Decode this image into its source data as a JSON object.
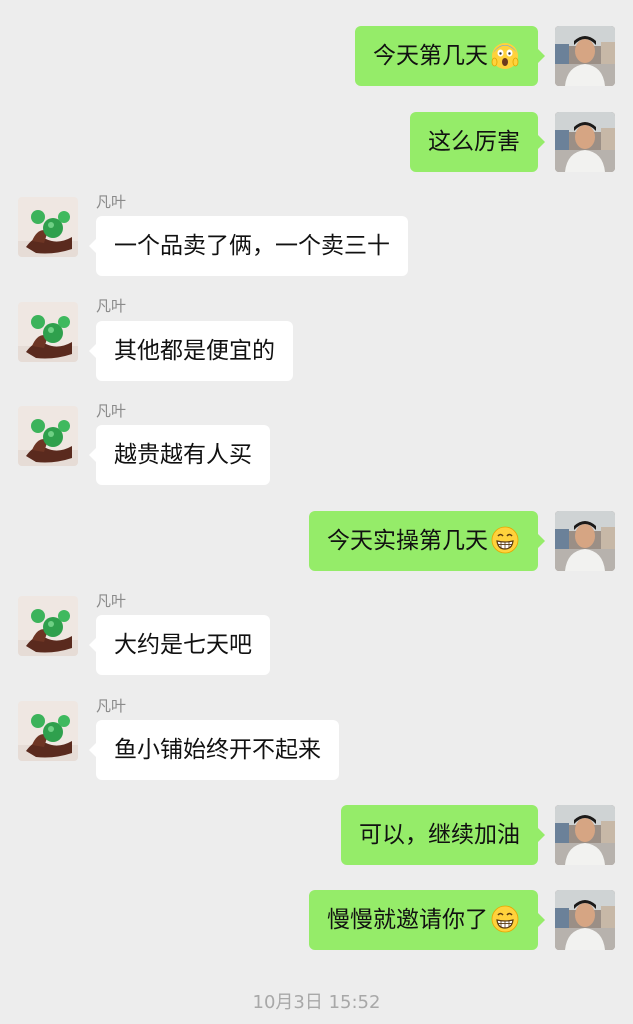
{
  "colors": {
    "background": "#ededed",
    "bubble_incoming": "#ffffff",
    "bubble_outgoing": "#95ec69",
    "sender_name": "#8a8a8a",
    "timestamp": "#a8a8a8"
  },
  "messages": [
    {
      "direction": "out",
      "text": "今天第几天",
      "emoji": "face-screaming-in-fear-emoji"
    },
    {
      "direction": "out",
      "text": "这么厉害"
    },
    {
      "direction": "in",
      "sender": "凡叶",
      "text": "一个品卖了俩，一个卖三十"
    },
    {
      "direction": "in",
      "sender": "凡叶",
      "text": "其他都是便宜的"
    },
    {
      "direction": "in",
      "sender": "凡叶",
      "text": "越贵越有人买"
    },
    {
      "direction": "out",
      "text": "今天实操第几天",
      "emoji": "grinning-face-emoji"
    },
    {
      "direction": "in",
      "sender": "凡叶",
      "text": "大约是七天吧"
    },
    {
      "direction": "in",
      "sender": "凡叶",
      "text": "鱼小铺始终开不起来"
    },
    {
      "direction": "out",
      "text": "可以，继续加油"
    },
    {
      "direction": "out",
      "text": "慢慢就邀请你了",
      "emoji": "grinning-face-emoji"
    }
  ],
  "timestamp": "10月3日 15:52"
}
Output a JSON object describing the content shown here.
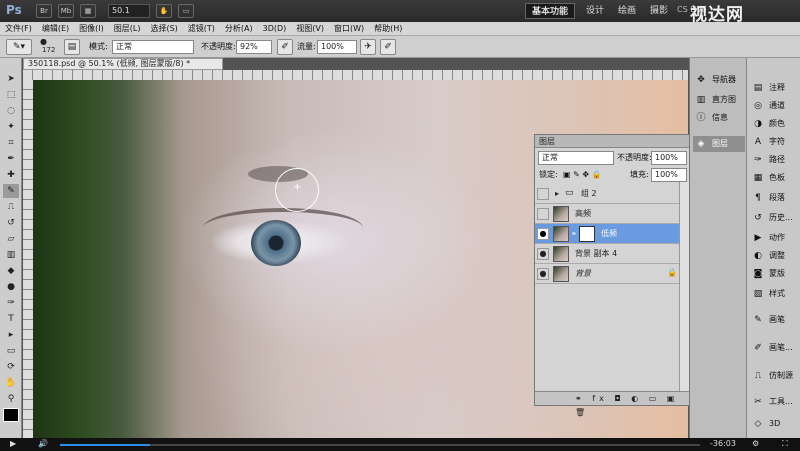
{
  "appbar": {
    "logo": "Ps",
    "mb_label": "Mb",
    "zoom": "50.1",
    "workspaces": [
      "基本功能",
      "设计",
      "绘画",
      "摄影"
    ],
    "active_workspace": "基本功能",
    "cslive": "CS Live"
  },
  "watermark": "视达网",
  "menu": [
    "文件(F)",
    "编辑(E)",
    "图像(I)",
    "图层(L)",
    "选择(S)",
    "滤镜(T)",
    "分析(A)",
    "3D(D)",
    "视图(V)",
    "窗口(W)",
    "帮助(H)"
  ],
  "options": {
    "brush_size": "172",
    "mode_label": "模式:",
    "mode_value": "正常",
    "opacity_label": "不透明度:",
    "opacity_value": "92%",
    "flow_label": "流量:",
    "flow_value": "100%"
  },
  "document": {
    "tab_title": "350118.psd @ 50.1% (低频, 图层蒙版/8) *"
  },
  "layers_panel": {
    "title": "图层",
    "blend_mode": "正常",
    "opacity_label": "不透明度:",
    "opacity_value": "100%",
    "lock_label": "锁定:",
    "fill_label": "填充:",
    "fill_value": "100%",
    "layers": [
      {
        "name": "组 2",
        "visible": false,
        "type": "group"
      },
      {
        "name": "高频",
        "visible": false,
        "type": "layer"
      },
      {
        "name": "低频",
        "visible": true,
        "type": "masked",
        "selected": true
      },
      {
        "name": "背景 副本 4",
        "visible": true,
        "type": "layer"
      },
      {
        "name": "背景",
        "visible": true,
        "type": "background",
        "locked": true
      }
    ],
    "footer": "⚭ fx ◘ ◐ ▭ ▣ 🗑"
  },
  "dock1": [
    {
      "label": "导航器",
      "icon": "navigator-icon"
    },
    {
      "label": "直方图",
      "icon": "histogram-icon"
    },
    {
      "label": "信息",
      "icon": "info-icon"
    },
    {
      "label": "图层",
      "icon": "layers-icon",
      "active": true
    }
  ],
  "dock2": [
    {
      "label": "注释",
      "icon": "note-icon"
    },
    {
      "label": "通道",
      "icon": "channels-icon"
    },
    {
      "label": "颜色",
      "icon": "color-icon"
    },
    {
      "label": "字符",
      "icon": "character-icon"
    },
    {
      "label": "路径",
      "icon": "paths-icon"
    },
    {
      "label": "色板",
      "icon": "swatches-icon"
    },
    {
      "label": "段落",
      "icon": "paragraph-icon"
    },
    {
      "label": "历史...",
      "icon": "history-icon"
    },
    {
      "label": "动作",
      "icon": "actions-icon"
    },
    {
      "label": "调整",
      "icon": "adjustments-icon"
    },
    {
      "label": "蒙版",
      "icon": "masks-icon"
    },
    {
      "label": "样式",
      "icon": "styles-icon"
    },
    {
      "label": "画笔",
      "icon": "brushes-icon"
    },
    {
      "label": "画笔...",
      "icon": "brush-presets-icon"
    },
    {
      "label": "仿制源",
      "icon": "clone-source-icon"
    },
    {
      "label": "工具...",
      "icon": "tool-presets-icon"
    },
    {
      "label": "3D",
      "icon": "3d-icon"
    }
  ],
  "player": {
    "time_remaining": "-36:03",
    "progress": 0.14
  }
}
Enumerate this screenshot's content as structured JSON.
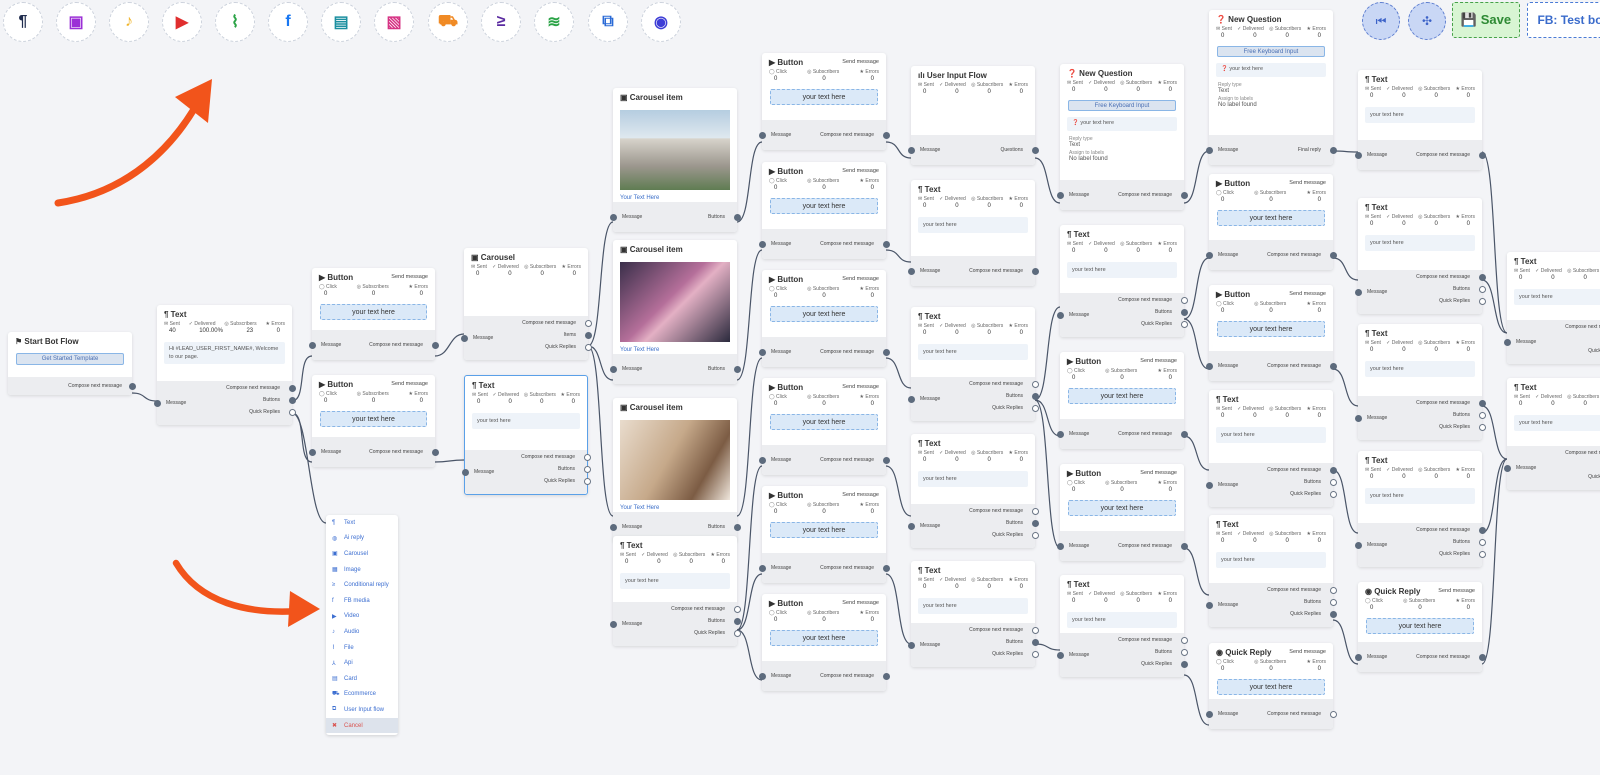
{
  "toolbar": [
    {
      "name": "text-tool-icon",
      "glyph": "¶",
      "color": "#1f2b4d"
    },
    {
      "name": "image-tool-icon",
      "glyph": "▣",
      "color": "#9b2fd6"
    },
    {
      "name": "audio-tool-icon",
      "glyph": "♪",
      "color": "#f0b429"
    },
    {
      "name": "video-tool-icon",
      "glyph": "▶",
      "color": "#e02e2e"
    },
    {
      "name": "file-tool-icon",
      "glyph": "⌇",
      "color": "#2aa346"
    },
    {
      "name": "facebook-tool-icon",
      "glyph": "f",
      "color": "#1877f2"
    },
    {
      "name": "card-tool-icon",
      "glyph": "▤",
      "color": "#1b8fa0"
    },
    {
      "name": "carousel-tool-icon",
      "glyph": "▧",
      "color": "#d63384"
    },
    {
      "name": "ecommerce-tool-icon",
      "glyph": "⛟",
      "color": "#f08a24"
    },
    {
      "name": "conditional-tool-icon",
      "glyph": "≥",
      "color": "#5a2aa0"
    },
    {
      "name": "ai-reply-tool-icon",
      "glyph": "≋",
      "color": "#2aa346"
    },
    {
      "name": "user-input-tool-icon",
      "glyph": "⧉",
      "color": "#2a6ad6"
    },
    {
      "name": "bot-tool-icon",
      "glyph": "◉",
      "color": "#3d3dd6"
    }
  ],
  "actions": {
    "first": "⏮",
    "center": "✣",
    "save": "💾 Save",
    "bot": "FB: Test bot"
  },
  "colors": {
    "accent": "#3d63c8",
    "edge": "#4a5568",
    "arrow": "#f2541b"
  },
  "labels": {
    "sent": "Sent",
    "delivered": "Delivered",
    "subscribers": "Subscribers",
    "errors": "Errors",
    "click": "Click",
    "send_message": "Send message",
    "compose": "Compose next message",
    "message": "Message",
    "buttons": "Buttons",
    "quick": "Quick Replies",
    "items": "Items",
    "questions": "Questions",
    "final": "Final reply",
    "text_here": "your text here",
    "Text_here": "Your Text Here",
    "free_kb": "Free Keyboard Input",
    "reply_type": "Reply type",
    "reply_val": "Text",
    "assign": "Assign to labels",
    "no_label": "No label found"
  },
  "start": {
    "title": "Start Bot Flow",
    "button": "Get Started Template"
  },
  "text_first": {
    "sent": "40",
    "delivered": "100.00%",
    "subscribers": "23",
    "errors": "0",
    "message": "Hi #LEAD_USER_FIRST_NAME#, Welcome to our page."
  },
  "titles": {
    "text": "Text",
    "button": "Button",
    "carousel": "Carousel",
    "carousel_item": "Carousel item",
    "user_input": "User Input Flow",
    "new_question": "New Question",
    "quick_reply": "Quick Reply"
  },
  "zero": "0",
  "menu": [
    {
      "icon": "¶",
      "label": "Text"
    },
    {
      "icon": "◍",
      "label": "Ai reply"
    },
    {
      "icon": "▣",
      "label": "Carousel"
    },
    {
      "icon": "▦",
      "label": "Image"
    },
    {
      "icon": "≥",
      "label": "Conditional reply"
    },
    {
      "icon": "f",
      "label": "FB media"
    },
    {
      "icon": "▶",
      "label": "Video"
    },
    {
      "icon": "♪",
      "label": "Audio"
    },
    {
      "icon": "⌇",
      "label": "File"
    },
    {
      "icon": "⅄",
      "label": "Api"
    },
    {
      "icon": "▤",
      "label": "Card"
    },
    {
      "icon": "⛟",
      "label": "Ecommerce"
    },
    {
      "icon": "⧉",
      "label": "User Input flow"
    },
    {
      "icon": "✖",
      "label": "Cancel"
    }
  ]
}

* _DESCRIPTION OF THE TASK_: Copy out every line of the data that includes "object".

* _EXERCISE RESPONSE_:
Decode this image into its source data as a JSON object.
Output a JSON object describing the content shown here.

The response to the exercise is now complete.